Mudd said Kraft is moving to address the obesity issue in a variety of ways. The company already has announced plans to adjust pack sizes to reflect more moderate portions on some of its products. In addition, product formulations are being adjusted — not dramatically, but slightly wherever possible, to make them more healthful without compromising taste. Kraft also plans to introduce more easily recloseable packaging in order to allow consumers to limit consumption.
Such approaches reflect Kraft's Nutrition Policy, which encourages consumers to make small dietary and lifestyle changes to improve their health. The policy further recommends balanced portions and an active lifestyle.
By Mudd's calculation, four key factors will affect how consumers view food companies. They include the following:
The nutrition of its products;
Its marketing practices;
Advocacy and Outreach programs.
Finally, Mudd pointed out that the current environment affords opportunities as well as challenges for food makers.
"We see a world of opportunity in all of this," said Mudd, noting that the category of wellness foods is showing eight to 10 percent annual growth — significantly higher than overall food category growth. Wellness foods can be subdivided into foods geared toward weight management, nutrient delivery and performance enhancement as well as natural and organic foods — and all represent areas of growth.
Service, Achievement Awards Presented
NCA presented two major awards at the conference.
Jim Myerson, vice chairman of Ben Myerson Candy Co., was the recipient of the Distinguished Service Award.
NCA chairman from 1996 to 1998, Myerson also served on the Board of Trustees for several years. A strong supporter of the All Candy Expo, he was chairman during the first Expo in 1997.
Al Allured, publisher and editor-in-chief of MC – The Manufacturing Confectioner, received the Lifetime Achievement Award. A veteran of 54 years in the candy industry, Allured is widely known and respected for his dedication. n
Harmony Foods, Golden Stream Join Foces
General line candy manufacturer and marketer Harmony Foods has been acquired by Golden Stream Quality Foods, a 20-year player in the business of producing candies, snack and trail mixes, roasted nuts and dried fruits. Here Harmony Foods President and CEO Jim Hanlon (left) and George Pappas, CEO of Golden Stream Quality Foods, shake hands in celebration of their new cooperative venture. Golden Stream will continue to manufacture products in both its Fishers, Ind., facility as well as in the Harmony Foods plant in Santa Cruz, Calif.
New Stops on the Information Highway
Madelaine Chocolate Novelties, Rockaway Beach, N.Y., has re-designed its Web site to provide detailed information for retailers, brokers, distributors, and consumers. The Web site features Madelaine's complete line of everyday, holiday and special occasion foil-wrapped molded chocolates, as well as a host of new offerings. It can be found at www.madelainechocolates.com.

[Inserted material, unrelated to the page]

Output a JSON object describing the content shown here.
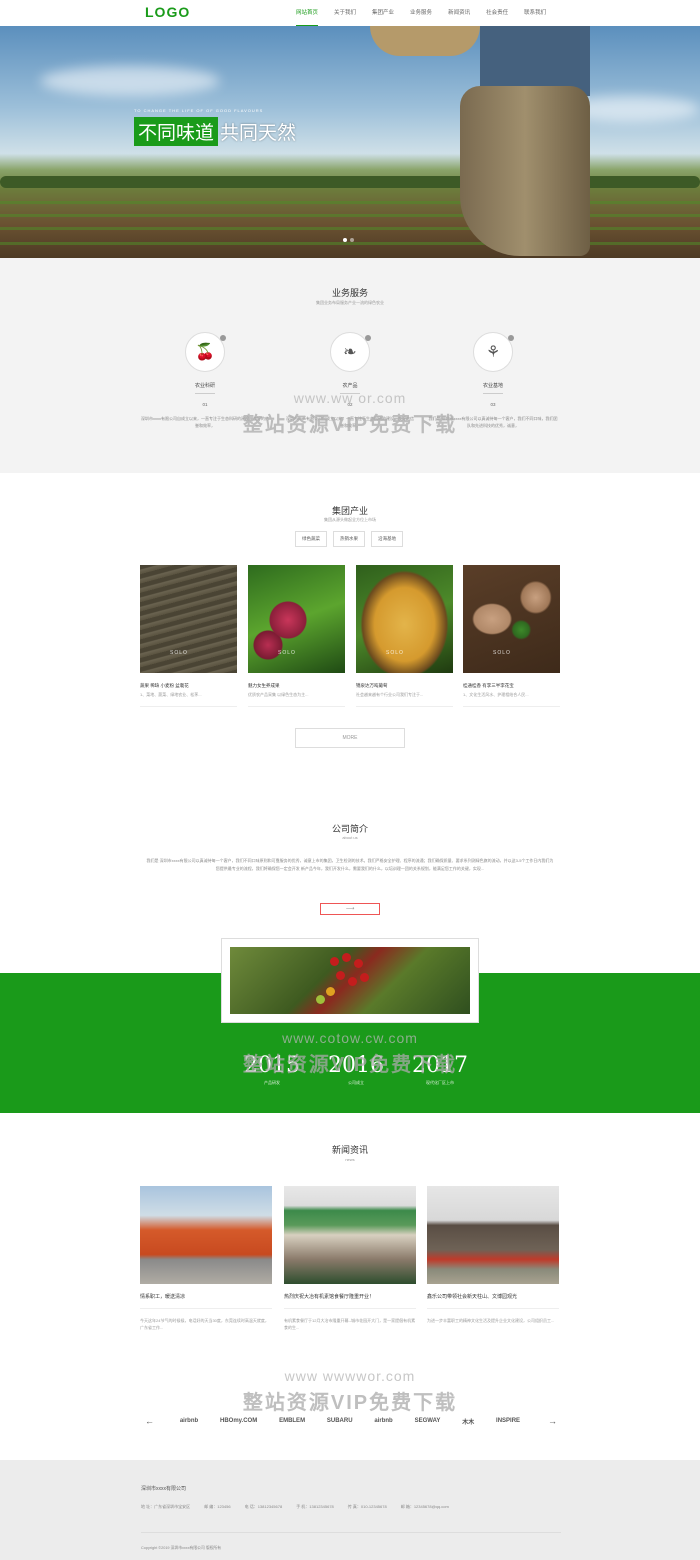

Ford Gum, a leading U.S. manufacturer of retail candy and gift products, private-label gum and mints, and bulk vending confectionery and toys, with offices in Akron, N.Y., and Lincolnshire, Ill., has a new Web site. Check it out at www.fordgum.com.